Action item
Report the count, and only the count, of lines in the records that include the word "highest".

Records for this exercise
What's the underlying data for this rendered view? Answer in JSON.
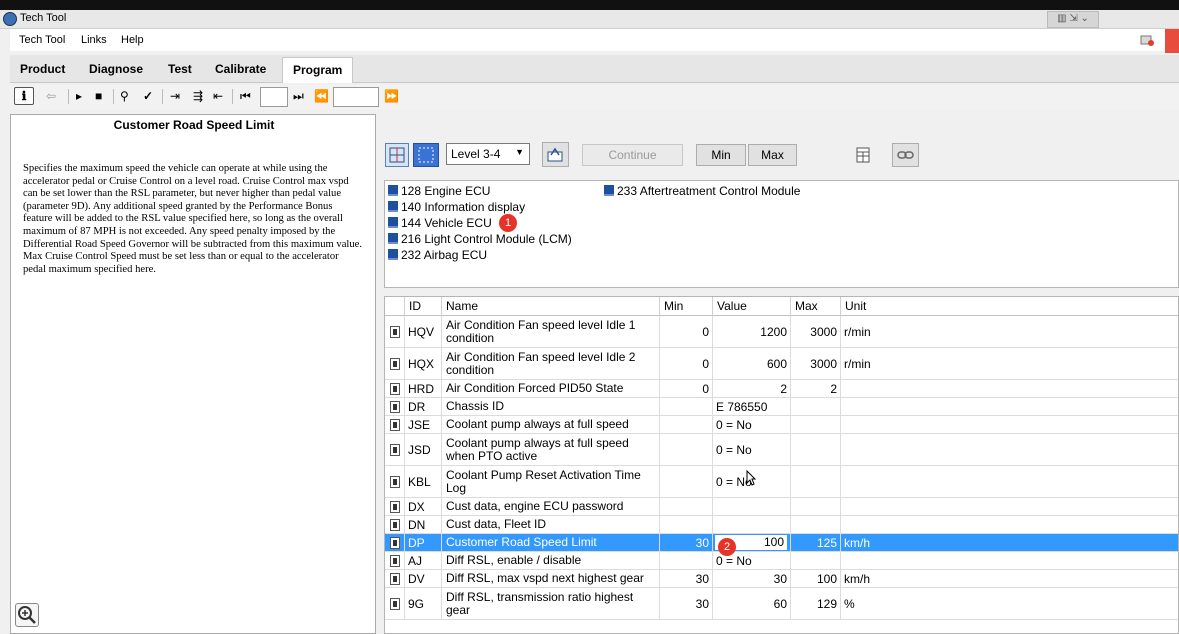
{
  "window": {
    "title": "Tech Tool"
  },
  "menu": [
    "Tech Tool",
    "Links",
    "Help"
  ],
  "tabs": [
    {
      "label": "Product"
    },
    {
      "label": "Diagnose"
    },
    {
      "label": "Test"
    },
    {
      "label": "Calibrate"
    },
    {
      "label": "Program",
      "active": true
    }
  ],
  "description": {
    "title": "Customer Road Speed Limit",
    "body": "Specifies the maximum speed the vehicle can operate at while using the accelerator pedal or Cruise Control on a level road. Cruise Control max vspd can be set lower than the RSL parameter, but never higher than pedal value (parameter 9D). Any additional speed granted by the Performance Bonus feature will be added to the RSL value specified here, so long as the overall maximum of 87 MPH is not exceeded. Any speed penalty imposed by the Differential Road Speed Governor will be subtracted from this maximum value. Max Cruise Control Speed must be set less than or equal to the accelerator pedal maximum specified here."
  },
  "controls": {
    "level_select": "Level 3-4",
    "continue_label": "Continue",
    "min_label": "Min",
    "max_label": "Max"
  },
  "ecus": [
    {
      "id": "128",
      "label": "Engine ECU"
    },
    {
      "id": "140",
      "label": "Information display"
    },
    {
      "id": "144",
      "label": "Vehicle ECU"
    },
    {
      "id": "216",
      "label": "Light Control Module (LCM)"
    },
    {
      "id": "232",
      "label": "Airbag ECU"
    },
    {
      "id": "233",
      "label": "Aftertreatment Control Module"
    }
  ],
  "markers": [
    "1",
    "2"
  ],
  "table": {
    "columns": [
      "ID",
      "Name",
      "Min",
      "Value",
      "Max",
      "Unit"
    ],
    "rows": [
      {
        "id": "HQV",
        "name": "Air Condition Fan speed level Idle 1 condition",
        "min": "0",
        "value": "1200",
        "max": "3000",
        "unit": "r/min"
      },
      {
        "id": "HQX",
        "name": "Air Condition Fan speed level Idle 2 condition",
        "min": "0",
        "value": "600",
        "max": "3000",
        "unit": "r/min"
      },
      {
        "id": "HRD",
        "name": "Air Condition Forced PID50 State",
        "min": "0",
        "value": "2",
        "max": "2",
        "unit": ""
      },
      {
        "id": "DR",
        "name": "Chassis ID",
        "min": "",
        "value": "E    786550",
        "max": "",
        "unit": ""
      },
      {
        "id": "JSE",
        "name": "Coolant pump always at full speed",
        "min": "",
        "value": "0 = No",
        "max": "",
        "unit": ""
      },
      {
        "id": "JSD",
        "name": "Coolant pump always at full speed when PTO active",
        "min": "",
        "value": "0 = No",
        "max": "",
        "unit": ""
      },
      {
        "id": "KBL",
        "name": "Coolant Pump Reset Activation Time Log",
        "min": "",
        "value": "0 = No",
        "max": "",
        "unit": ""
      },
      {
        "id": "DX",
        "name": "Cust data, engine ECU password",
        "min": "",
        "value": "",
        "max": "",
        "unit": ""
      },
      {
        "id": "DN",
        "name": "Cust data, Fleet ID",
        "min": "",
        "value": "",
        "max": "",
        "unit": ""
      },
      {
        "id": "DP",
        "name": "Customer Road Speed Limit",
        "min": "30",
        "value": "100",
        "max": "125",
        "unit": "km/h",
        "selected": true
      },
      {
        "id": "AJ",
        "name": "Diff RSL, enable / disable",
        "min": "",
        "value": "0 = No",
        "max": "",
        "unit": ""
      },
      {
        "id": "DV",
        "name": "Diff RSL, max vspd next highest gear",
        "min": "30",
        "value": "30",
        "max": "100",
        "unit": "km/h"
      },
      {
        "id": "9G",
        "name": "Diff RSL, transmission ratio highest gear",
        "min": "30",
        "value": "60",
        "max": "129",
        "unit": "%"
      }
    ]
  }
}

Task result
2